To proceed to a 2 f system, we know that in the correlation plane we physically observe light intensity and not amplitude. Therefore, any arbitrary phase factor appearing with the correlation signal is not observable. Referring to FIG. 3, if we move lens L2 to the left until it is against lens L3, we introduce a phase factor, exp ##EQU6## at the correlation plane. We can then combine lenses L2 and L3 in FIG. 3 into one lens L4 as shown in FIG. 4, to make the 2 f system. We assume two thin lenses in contact to use the relationship 1/f4 =1/f2 +1/f3, where f2,3 are the focal lengths of the lenses used in the 3 f system and f4 is the equivalent focal length required. We then locate the correlation plane P3 position for the 2 f system by using the Gaussian lens formula, 1/f4 =1/s+1/s', where s and s' are the input object and image distances from lens L4, respectively, and s is equal to d. Here we solve for s' because with this configuration and no filter, we have an imaging system with its associated output image plane at P3. We can verify this position by adjusting the output image detector in P3 until the input image is in focus. We did this in the laboratory and experimental results agree with the above theory.
Experimental autocorrelation results for the 2 f configuration of FIG. 4 were very good compared with the 3 f and 4 f configurations, using a binary phase-only filter etched on a quartz substrate. See M. Flavin and J. Horner, "Correlation Experiments with a Binary Phase-Only Filter on a Quartz Substrate," Opt. Eng 28, 470-473 (1989). The correlation plane peak intensity was digitized using a CCD camera and a frame grabber board and stored as a 512×512-byte, 256-level gray scale image array. After uploading this image into a VAX 8650 equipped with IDL software, we obtained SNR information and an intensity surface plot. IDL, Interactive Data Language, software is marketed by Research Systems, Inc. 2001 Albion St., Denver, Colo. 90207. We define SNR (signal to noise ratio): ##EQU7## where I is the intensity distribution at the correlation plane. The SNR for the experimental setup intensity data measured 15.4, while a computer simulation yielded a SNR of 228.4. The difference between theoretical and experimental SNR values is primarily due to sources of error, such as input object film nonlinearity and the absence of a liquid gate around the input object transparency. Although the SNR numbers differ substantially, a simple peak detector has no problem detecting the experimental correlation peak.

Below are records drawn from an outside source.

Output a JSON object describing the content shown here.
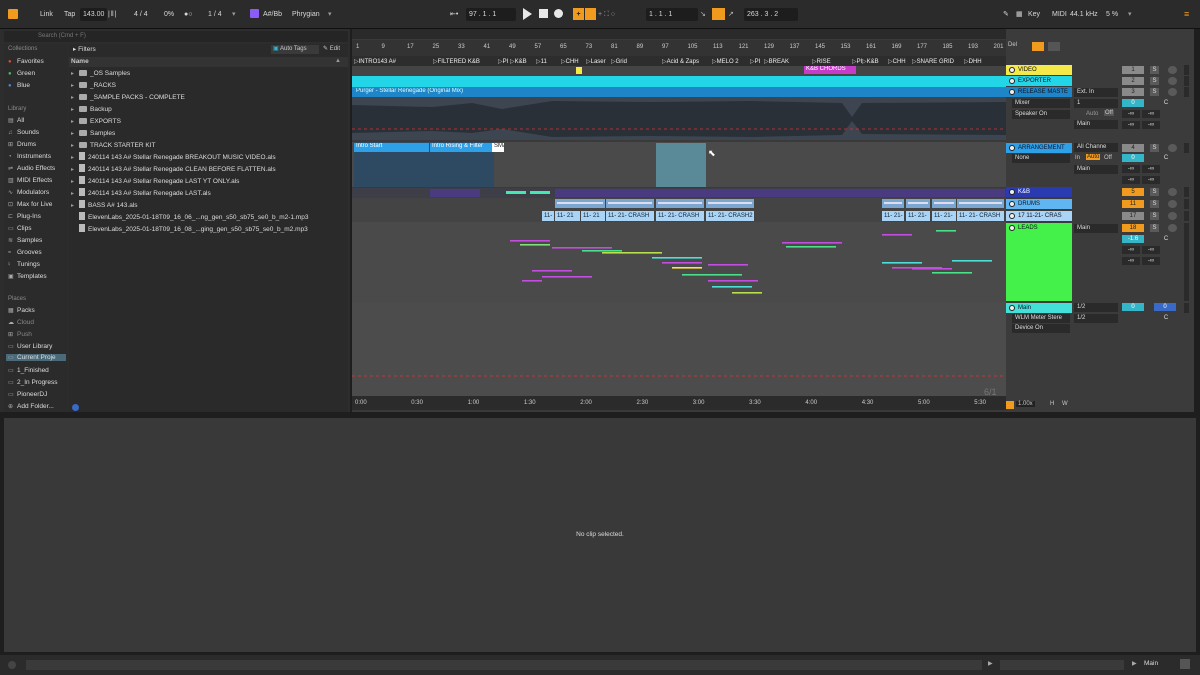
{
  "transport": {
    "link": "Link",
    "tap": "Tap",
    "tempo": "143.00",
    "signature": "4 / 4",
    "cpu_pct": "0%",
    "quantize": "1 / 4",
    "key": "A#/Bb",
    "scale": "Phrygian",
    "position": "97 .  1 .  1",
    "loop_start": "1 .  1 .  1",
    "loop_length": "263 .  3 .  2",
    "key_label": "Key",
    "midi_label": "MIDI",
    "sample_rate": "44.1 kHz",
    "cpu_load": "5 %"
  },
  "browser": {
    "search_placeholder": "Search (Cmd + F)",
    "filters": "Filters",
    "auto_tags": "Auto Tags",
    "edit": "Edit",
    "collections_header": "Collections",
    "collections": [
      {
        "label": "Favorites",
        "color": "#e0483c"
      },
      {
        "label": "Green",
        "color": "#3fc35a"
      },
      {
        "label": "Blue",
        "color": "#3a8de0"
      }
    ],
    "library_header": "Library",
    "library": [
      "All",
      "Sounds",
      "Drums",
      "Instruments",
      "Audio Effects",
      "MIDI Effects",
      "Modulators",
      "Max for Live",
      "Plug-Ins",
      "Clips",
      "Samples",
      "Grooves",
      "Tunings",
      "Templates"
    ],
    "places_header": "Places",
    "places": [
      "Packs",
      "Cloud",
      "Push",
      "User Library",
      "Current Proje",
      "1_Finished",
      "2_In Progress",
      "PioneerDJ",
      "Add Folder..."
    ],
    "column_name": "Name",
    "files": [
      {
        "name": "_OS Samples",
        "kind": "folder"
      },
      {
        "name": "_RACKS",
        "kind": "folder"
      },
      {
        "name": "_SAMPLE PACKS - COMPLETE",
        "kind": "folder"
      },
      {
        "name": "Backup",
        "kind": "folder"
      },
      {
        "name": "EXPORTS",
        "kind": "folder"
      },
      {
        "name": "Samples",
        "kind": "folder"
      },
      {
        "name": "TRACK STARTER KIT",
        "kind": "folder"
      },
      {
        "name": "240114 143 A# Stellar Renegade BREAKOUT MUSIC VIDEO.als",
        "kind": "file"
      },
      {
        "name": "240114 143 A# Stellar Renegade CLEAN BEFORE FLATTEN.als",
        "kind": "file"
      },
      {
        "name": "240114 143 A# Stellar Renegade LAST YT ONLY.als",
        "kind": "file"
      },
      {
        "name": "240114 143 A# Stellar Renegade LAST.als",
        "kind": "file"
      },
      {
        "name": "BASS A# 143.als",
        "kind": "file"
      },
      {
        "name": "ElevenLabs_2025-01-18T09_16_06_...ng_gen_s50_sb75_se0_b_m2-1.mp3",
        "kind": "audio"
      },
      {
        "name": "ElevenLabs_2025-01-18T09_16_08_...ging_gen_s50_sb75_se0_b_m2.mp3",
        "kind": "audio"
      }
    ]
  },
  "ruler": [
    "1",
    "9",
    "17",
    "25",
    "33",
    "41",
    "49",
    "57",
    "65",
    "73",
    "81",
    "89",
    "97",
    "105",
    "113",
    "121",
    "129",
    "137",
    "145",
    "153",
    "161",
    "169",
    "177",
    "185",
    "193",
    "201"
  ],
  "locators": [
    "INTRO143 A#",
    "FILTERED K&B",
    "PI",
    "K&B",
    "11",
    "CHH",
    "Laser",
    "Grid",
    "Acid & Zaps",
    "MELO 2",
    "PI",
    "BREAK",
    "RISE",
    "PI",
    "K&B",
    "CHH",
    "SNARE GRID",
    "DHH"
  ],
  "clips": {
    "release_master": "Purger - Stellar Renegade (Original Mix)",
    "arr_intro": "Intro Start",
    "arr_rising": "Intro Rising & Filter",
    "arr_sma": "SMA",
    "crash_a": "11-",
    "crash_b": "11- 21",
    "crash_c": "11- 21",
    "crash_d": "11- 21- CRASH",
    "crash_e": "11- 21- CRASH",
    "crash_f": "11- 21- CRASH2",
    "crash_g": "11- 21-",
    "crash_h": "11- 21-",
    "crash_i": "11- 21-",
    "crash_j": "11- 21- CRASH",
    "break_badge": "K&B CHORDS"
  },
  "timeline": [
    "0:00",
    "0:30",
    "1:00",
    "1:30",
    "2:00",
    "2:30",
    "3:00",
    "3:30",
    "4:00",
    "4:30",
    "5:00",
    "5:30"
  ],
  "page_count": "6/1",
  "zoom": "1.00x",
  "tracks": [
    {
      "name": "VIDEO",
      "color": "#f5e94a",
      "num": "1"
    },
    {
      "name": "EXPORTER",
      "color": "#22d6e8",
      "num": "2"
    },
    {
      "name": "RELEASE MASTE",
      "color": "#1e86c8",
      "num": "3"
    },
    {
      "name": "ARRANGEMENT",
      "color": "#2ea0e8",
      "num": "4"
    },
    {
      "name": "K&B",
      "color": "#2a3ab0",
      "num": "5"
    },
    {
      "name": "DRUMS",
      "color": "#5fb6f0",
      "num": "11"
    },
    {
      "name": "17 11-21- CRAS",
      "color": "#a9d4f5",
      "num": "17"
    },
    {
      "name": "LEADS",
      "color": "#44f04a",
      "num": "18"
    },
    {
      "name": "Main",
      "color": "#42e0d6",
      "num": ""
    }
  ],
  "mixer": {
    "ext_in": "Ext. In",
    "input_ch": "1",
    "main": "Main",
    "mixer_label": "Mixer",
    "speaker_on": "Speaker On",
    "auto": "Auto",
    "off": "Off",
    "in": "In",
    "all_channels": "All Channe",
    "none": "None",
    "vol_zero": "0",
    "vol_neg": "-1.6",
    "neg_inf": "-∞",
    "center": "C",
    "wlm": "WLM Meter Stere",
    "device_on": "Device On",
    "half": "1/2",
    "half2": "1/2",
    "master_vol": "0",
    "master_pan": "0",
    "solo": "S",
    "del": "Del",
    "h": "H",
    "w": "W"
  },
  "detail": {
    "message": "No clip selected."
  },
  "status": {
    "main": "Main"
  }
}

While preferred embodiments of the present invention have been described, numerous variations will be apparent to the skilled worker in the art, and thus the scope of the invention is to be restricted only by the terms of the following claims and art recognized equivalents thereof.